1936 Denny Shute wins the PGA Championship on No. 2 with a 3 and 2 victory over Jimmy Thomson. The championship is moved to November this year, to take advantage of optimum weather conditions. 1948 No. 2 architect Donald Ross dies in Pinehurst. 1951 No. 2 lengthened to 7,013 yards for the Ryder Cup Matches, won by the American team 9 1/2 to 2 1/2. Sam Snead is playing captain; Ben Hogan and Jimmy Demaret are on the American team. 1962 No. 2 lengthened to 7,051 yards for the U.S. Men’s Amateur Championship. Labron Harris Jr. defeats Downing Gray 1 up. President Eisenhower is a prominent member of the gallery. The match was played in PDT - Pinehurst Daylight Time, to accommodate early tee times for the 72 first round matches, and continued village wide for the entire week.

Billy Joe Patton says of No. 2 “There’s one word to describe it. It’s the only word, although it’s a kind of old and worn-out expression. Masterpiece is the word. It’s a masterpiece.”

1972 No. 2 greens changed from Bermuda to bent grass to accommodate year-round play. Hard sand and wire grass natural areas flanking the fairways were replaced with grass. 1979 Greens on No. 2 converted from bent grass to Bermuda. 1987 Greens on No. 2 converted from Bermuda to bent and rebuilt to USGA specifications; Jack Nicklaus is selected as design consultant. Fairways converted to Tifway 419 II Bermuda. 1988 Native wiregrass restored in natural areas. 1989 Vickie Goetze, at 16, becomes the youngest winner of the U.S. Women’s Amateur, defeating Brandi Burton 4 and 3 on Pinehurst No. 2. 1991 The TOUR Championship contested on No. 2, and the course plays at a 7,005-yard, par-71; Craig Stadler defeats Ross Cochran in a playoff.

Chip Beck says at the same event, “Donald Ross must have been the toughest, hard-nosed architect in the world, because this course has stood the test of time….It's like Fenway Park or Wrigley Field. It’s a standard to judge by.”
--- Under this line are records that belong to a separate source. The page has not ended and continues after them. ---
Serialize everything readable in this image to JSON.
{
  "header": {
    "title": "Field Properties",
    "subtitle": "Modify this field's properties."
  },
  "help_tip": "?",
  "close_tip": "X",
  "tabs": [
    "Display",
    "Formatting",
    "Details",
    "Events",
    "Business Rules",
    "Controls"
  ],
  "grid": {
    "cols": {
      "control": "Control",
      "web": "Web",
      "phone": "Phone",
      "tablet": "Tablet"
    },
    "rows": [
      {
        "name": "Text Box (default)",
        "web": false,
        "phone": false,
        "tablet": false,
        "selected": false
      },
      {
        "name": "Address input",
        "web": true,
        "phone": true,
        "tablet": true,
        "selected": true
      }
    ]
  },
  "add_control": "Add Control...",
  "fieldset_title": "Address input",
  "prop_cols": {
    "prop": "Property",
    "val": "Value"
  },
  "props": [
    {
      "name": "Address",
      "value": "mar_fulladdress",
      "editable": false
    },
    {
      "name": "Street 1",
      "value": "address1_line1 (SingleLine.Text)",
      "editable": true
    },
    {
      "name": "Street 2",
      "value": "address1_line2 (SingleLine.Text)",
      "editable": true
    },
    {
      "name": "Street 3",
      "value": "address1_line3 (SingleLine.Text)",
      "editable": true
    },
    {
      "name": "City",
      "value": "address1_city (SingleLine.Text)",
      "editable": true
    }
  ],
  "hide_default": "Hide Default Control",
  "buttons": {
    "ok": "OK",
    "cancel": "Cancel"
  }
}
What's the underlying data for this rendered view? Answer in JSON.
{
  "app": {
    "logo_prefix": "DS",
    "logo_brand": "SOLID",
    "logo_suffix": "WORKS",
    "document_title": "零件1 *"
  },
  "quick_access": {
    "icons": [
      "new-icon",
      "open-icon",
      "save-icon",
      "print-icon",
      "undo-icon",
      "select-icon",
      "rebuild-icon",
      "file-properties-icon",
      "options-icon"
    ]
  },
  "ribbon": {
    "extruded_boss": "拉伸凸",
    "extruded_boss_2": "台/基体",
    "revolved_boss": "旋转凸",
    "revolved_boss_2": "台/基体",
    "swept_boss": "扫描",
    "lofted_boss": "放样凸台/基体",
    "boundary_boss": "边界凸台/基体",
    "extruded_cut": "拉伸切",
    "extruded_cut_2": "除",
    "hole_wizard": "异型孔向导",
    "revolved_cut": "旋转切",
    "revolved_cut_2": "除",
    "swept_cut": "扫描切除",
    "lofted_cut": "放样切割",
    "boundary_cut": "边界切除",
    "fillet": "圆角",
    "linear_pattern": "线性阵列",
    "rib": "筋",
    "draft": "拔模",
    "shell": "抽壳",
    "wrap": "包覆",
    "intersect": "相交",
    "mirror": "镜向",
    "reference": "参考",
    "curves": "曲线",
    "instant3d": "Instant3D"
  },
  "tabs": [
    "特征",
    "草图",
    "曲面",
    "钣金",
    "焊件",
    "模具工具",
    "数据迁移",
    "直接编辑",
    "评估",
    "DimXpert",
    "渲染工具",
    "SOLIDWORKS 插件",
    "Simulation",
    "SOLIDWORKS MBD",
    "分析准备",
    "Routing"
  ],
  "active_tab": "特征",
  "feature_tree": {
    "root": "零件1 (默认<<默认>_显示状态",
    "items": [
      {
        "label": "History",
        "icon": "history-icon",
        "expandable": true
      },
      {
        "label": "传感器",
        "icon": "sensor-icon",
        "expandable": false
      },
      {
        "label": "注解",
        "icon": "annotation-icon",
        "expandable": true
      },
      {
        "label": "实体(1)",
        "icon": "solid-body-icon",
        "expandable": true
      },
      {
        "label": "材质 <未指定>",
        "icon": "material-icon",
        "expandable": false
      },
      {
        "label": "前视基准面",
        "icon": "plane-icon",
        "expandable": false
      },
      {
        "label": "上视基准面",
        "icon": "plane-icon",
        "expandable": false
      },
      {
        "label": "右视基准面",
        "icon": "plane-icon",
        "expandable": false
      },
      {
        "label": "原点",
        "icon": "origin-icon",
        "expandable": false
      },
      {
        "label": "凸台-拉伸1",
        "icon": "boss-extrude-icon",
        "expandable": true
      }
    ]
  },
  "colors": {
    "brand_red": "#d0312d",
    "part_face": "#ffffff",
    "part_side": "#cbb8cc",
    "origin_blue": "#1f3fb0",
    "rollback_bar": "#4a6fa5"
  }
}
1997 Pinehurst No. 2 reopens after a nine-month renovation, with Rees Jones as consultant. Greens are rebuilt to USGA green construction specifications and seeded with Penn G-2 bent grass, a denser bentgrass able to withstand the Sandhills summers. New tees are built for the 5th, 6th, 10th, 12th, and 18th holes; holes 2, 4, 11 and 14 are lengthened. 1999 The U.S. Open is conducted on No. 2 for the first time with the course playing 7,175 yards. Payne Stewart defeats Phil Mickelson with a historic 15-foot putt on the 18th green. He’s the only player to finish under par. 2004 Minor renovations to No. 2 center on the upcoming U.S. Open. Five holes are lengthened to bring the course to 7,265 yar 2005 The U.S. Open returns to Pinehurst No. 2 for the second time in six years, the fastest return for an Open since World War II. New Zealand’s Michael Campbell finishes two shots better than Tiger Woods to capture his first major title. Campbell is the only player that doesn’t finish over par. 2007 Pinehurst No. 2 celebrates 100th anniversary 2008 Danny Lee, at 18 years and one month, becomes the U.S. Amateur’s youngest champion, supplanting Tiger Woods, by holding off Drew Kittleson 5 and 4 in the final on No. 2. 2010 Pinehurst hires design firm of Coore & Crenshaw to restore No. 2’s natural and strategic character. 2011 Pinehurst No. 2 reopens on March 4 following the yearlong, $2.5 million restoration project. Among the changes: all rough was eliminated; about 35 acres of irrigated turf were stripped, leaving natural sand and hardpan areas; fairway widths were increased by about 50% on average; about 650 sprinkler heads were turned off, leaving about 450 operational; greens were sodded with A1/A4 bent; natural bunker edges replaced rigid bunker definition; and minor modifications were made to the 15th and 17th greens to return lost pin placements. Thirteen new tees are added to championship course, increasing the total yardage to 7,565 yards. 2014 Pinehurst No. 2 becomes the first course to hold the U.S. Open and U.S. Women’s Open Championships in consecutive weeks. The championship fortnight runs June 9-22. Following the tournaments, the course’s greens were converted from bentgrass to Bermuda grass.